## AIM OF THE EXERCISE
Scan the material and copy out each line where the word "JSON" occurs.
++++ GIVEN INFORMATION
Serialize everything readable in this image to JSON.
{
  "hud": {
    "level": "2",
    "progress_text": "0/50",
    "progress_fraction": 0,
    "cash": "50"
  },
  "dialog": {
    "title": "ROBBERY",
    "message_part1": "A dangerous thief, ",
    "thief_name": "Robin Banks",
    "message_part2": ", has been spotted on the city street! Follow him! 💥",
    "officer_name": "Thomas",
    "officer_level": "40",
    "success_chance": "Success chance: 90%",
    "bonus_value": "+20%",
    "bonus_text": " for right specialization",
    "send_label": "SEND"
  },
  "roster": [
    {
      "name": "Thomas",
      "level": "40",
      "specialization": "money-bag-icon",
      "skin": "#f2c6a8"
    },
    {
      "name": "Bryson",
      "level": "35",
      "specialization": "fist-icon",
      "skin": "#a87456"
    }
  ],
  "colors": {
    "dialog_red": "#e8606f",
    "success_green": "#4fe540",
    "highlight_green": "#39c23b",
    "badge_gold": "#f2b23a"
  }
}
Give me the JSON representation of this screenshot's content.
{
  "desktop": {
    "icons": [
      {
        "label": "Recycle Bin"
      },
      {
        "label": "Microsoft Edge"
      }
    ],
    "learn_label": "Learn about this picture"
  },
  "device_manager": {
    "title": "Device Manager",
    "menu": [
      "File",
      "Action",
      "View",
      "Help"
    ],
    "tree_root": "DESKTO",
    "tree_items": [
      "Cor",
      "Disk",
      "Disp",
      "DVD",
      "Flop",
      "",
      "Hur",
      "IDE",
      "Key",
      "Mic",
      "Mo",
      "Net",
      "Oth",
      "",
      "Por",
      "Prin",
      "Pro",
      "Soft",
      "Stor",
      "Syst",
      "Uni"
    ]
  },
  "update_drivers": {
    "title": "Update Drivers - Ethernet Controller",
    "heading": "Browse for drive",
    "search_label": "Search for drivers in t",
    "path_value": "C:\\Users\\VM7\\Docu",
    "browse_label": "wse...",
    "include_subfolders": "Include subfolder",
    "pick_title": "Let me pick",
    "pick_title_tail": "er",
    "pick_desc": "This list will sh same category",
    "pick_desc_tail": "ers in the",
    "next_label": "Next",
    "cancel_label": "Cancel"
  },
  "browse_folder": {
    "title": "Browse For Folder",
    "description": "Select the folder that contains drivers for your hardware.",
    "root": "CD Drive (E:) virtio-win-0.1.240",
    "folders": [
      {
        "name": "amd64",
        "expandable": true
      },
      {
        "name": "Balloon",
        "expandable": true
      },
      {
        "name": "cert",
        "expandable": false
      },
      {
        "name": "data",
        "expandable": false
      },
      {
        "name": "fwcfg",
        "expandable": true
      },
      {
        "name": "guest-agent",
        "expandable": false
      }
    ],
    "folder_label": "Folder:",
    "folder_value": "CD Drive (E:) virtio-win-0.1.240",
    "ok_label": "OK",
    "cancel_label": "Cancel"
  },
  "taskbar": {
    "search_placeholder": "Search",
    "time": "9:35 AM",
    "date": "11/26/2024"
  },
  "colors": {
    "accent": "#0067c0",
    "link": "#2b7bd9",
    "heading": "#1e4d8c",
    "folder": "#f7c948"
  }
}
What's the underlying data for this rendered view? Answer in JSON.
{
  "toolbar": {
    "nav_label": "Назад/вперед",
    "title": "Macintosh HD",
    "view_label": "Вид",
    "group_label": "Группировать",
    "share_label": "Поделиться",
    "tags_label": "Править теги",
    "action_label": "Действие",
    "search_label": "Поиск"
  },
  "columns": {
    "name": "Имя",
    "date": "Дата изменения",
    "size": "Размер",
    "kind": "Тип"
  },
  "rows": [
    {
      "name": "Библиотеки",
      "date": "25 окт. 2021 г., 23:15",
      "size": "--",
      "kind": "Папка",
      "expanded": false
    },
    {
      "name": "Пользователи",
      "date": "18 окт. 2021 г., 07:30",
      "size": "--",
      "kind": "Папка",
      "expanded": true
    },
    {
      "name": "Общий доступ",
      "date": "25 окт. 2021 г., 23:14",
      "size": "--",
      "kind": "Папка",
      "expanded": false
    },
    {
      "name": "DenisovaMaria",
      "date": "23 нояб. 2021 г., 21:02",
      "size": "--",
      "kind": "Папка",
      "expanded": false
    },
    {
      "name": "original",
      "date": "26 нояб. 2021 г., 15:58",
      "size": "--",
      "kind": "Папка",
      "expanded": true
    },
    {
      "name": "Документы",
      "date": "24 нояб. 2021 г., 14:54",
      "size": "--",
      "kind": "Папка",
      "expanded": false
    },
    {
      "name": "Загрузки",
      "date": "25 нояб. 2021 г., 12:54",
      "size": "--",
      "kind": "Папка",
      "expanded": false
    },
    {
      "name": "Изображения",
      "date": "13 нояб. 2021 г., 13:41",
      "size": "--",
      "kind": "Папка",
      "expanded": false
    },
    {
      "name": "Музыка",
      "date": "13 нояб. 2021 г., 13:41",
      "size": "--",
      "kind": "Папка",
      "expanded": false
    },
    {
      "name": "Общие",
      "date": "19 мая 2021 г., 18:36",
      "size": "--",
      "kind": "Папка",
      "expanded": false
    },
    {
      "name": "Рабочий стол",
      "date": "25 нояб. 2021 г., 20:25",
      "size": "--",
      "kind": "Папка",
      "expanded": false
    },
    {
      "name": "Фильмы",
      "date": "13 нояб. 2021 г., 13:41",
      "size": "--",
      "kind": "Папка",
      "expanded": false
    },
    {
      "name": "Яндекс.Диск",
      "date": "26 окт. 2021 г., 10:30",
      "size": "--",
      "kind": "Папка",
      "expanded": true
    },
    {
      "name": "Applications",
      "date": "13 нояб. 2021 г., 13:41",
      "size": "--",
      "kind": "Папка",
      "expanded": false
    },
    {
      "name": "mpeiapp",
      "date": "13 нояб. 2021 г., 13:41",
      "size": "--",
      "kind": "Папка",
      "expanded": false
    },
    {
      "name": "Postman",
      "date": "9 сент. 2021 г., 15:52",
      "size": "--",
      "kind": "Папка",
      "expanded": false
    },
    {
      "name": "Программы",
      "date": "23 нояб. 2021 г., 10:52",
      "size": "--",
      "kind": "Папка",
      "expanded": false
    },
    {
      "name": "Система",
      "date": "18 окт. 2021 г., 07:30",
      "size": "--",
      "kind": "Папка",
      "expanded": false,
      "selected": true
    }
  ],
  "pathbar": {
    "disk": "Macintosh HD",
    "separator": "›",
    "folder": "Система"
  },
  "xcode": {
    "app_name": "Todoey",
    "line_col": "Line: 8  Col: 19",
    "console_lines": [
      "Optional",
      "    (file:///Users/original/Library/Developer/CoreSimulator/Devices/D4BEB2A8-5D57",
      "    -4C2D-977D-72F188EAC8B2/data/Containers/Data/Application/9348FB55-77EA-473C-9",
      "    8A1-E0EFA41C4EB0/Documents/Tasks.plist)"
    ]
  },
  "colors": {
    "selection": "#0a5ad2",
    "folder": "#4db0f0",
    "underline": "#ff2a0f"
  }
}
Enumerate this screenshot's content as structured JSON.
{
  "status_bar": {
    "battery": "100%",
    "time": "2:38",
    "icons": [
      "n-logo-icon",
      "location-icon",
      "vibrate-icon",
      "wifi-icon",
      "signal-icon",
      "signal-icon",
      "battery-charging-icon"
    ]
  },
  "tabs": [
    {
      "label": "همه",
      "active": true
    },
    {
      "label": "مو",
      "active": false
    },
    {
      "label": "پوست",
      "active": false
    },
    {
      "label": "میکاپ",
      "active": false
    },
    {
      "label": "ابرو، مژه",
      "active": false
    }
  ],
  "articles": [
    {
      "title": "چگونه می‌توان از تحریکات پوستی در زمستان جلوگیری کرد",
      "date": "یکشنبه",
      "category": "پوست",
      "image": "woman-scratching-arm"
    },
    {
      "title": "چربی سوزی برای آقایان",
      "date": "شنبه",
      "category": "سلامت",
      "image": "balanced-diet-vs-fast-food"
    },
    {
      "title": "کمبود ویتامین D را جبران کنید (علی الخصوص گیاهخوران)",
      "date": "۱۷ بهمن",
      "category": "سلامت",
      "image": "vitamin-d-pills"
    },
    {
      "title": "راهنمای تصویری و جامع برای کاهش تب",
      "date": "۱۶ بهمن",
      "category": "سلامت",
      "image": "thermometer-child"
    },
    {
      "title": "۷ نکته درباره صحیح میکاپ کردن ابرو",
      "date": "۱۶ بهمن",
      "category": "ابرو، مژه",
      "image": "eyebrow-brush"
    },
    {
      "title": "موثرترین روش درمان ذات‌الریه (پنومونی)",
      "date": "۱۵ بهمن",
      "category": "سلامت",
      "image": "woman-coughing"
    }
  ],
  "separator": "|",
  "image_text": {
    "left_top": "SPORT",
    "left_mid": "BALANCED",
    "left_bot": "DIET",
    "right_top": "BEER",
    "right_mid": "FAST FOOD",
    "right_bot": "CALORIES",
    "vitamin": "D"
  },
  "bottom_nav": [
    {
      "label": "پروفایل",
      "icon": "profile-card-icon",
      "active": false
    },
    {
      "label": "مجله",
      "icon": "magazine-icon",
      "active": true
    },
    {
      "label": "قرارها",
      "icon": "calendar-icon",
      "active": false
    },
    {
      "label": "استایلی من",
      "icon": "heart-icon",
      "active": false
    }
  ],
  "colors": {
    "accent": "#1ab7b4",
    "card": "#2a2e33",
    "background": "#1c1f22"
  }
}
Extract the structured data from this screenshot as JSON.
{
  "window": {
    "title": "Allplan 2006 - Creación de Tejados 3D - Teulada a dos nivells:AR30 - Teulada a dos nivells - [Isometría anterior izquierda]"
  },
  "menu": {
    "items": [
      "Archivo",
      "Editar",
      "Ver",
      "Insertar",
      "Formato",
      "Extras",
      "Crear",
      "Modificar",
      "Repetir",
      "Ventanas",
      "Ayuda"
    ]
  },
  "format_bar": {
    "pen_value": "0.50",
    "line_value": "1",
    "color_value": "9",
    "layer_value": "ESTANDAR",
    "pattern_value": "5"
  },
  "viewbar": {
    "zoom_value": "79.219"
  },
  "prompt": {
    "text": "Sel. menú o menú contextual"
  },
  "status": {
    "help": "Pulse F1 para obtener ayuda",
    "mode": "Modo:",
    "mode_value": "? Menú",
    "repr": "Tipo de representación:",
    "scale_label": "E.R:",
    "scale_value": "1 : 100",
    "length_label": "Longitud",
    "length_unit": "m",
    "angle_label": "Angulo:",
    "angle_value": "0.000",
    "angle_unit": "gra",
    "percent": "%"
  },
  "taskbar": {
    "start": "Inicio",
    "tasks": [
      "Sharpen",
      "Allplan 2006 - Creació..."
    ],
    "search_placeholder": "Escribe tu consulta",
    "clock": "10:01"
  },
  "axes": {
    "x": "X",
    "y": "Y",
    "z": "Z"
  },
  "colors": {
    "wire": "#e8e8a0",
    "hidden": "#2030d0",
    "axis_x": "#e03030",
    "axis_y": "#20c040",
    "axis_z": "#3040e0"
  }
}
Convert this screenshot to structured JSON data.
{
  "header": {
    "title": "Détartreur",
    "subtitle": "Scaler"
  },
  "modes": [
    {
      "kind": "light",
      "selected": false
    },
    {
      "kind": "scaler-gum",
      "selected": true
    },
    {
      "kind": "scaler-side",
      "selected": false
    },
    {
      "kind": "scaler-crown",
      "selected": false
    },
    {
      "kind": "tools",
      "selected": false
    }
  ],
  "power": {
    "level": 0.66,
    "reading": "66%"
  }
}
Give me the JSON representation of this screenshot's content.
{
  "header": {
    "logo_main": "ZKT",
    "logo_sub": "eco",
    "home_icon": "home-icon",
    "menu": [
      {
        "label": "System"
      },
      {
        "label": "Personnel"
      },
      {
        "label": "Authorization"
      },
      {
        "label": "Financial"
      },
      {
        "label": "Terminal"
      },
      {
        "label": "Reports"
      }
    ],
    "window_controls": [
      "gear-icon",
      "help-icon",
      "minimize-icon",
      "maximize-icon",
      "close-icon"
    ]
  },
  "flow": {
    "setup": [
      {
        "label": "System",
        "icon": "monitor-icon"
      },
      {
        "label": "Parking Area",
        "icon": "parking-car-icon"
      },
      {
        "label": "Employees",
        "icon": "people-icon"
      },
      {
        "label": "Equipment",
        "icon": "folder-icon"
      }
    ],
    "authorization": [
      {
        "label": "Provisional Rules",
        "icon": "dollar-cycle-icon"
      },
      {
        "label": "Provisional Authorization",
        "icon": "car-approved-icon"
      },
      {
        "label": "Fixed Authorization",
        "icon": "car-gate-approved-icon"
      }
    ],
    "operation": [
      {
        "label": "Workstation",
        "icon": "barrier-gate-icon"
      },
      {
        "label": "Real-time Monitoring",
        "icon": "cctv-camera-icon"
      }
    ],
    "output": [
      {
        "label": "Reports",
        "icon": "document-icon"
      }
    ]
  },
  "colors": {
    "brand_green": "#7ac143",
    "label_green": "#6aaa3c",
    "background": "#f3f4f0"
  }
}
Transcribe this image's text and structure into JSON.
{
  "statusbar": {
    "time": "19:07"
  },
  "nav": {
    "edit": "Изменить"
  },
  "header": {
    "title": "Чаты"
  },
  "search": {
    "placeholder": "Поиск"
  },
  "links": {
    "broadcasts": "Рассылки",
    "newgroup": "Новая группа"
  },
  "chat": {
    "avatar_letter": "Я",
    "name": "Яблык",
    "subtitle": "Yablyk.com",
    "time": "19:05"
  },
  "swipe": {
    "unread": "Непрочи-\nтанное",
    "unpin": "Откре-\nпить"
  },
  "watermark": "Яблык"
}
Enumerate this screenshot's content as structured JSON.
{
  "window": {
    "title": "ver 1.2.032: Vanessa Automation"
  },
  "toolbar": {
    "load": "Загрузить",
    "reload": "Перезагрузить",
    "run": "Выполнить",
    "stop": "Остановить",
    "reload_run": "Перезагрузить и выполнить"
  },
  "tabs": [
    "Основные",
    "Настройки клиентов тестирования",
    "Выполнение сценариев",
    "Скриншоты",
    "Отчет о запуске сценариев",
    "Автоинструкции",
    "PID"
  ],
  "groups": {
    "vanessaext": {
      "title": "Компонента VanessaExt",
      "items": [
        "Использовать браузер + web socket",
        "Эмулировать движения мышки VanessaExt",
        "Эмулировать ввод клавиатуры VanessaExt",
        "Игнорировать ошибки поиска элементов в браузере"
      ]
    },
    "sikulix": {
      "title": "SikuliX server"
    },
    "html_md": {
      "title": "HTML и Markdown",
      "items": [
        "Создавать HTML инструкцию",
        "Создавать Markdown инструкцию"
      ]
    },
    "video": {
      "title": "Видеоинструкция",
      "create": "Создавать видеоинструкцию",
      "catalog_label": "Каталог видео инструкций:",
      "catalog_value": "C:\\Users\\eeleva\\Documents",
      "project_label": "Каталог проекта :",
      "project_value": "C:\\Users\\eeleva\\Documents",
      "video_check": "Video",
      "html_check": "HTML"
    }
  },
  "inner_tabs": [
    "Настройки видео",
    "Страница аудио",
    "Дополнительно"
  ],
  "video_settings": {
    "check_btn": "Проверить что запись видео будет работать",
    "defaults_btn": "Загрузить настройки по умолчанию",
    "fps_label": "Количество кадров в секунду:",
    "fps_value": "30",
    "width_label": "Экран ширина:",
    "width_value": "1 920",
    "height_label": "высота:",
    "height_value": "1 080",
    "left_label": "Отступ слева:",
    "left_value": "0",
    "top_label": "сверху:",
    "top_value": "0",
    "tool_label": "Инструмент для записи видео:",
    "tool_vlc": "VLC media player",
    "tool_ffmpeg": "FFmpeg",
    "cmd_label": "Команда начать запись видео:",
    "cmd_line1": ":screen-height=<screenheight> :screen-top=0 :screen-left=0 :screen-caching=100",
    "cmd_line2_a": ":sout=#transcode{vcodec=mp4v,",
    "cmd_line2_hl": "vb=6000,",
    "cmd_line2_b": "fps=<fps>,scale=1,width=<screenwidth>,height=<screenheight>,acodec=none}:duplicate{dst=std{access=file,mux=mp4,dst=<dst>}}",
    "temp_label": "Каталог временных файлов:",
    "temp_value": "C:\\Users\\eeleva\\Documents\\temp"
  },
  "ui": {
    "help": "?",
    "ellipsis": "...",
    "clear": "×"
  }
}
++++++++
## WRITTEN ANSWER
Serialize everything readable in this image to JSON.
Give me the JSON representation of this screenshot's content.
What's the underlying data for this rendered view? Answer in JSON.
Enumerate this screenshot's content as structured JSON.
Extract the structured data from this screenshot as JSON.
Convert this screenshot to structured JSON data.
Give me the JSON representation of this screenshot's content.
Transcribe this image's text and structure into JSON.
Enumerate this screenshot's content as structured JSON.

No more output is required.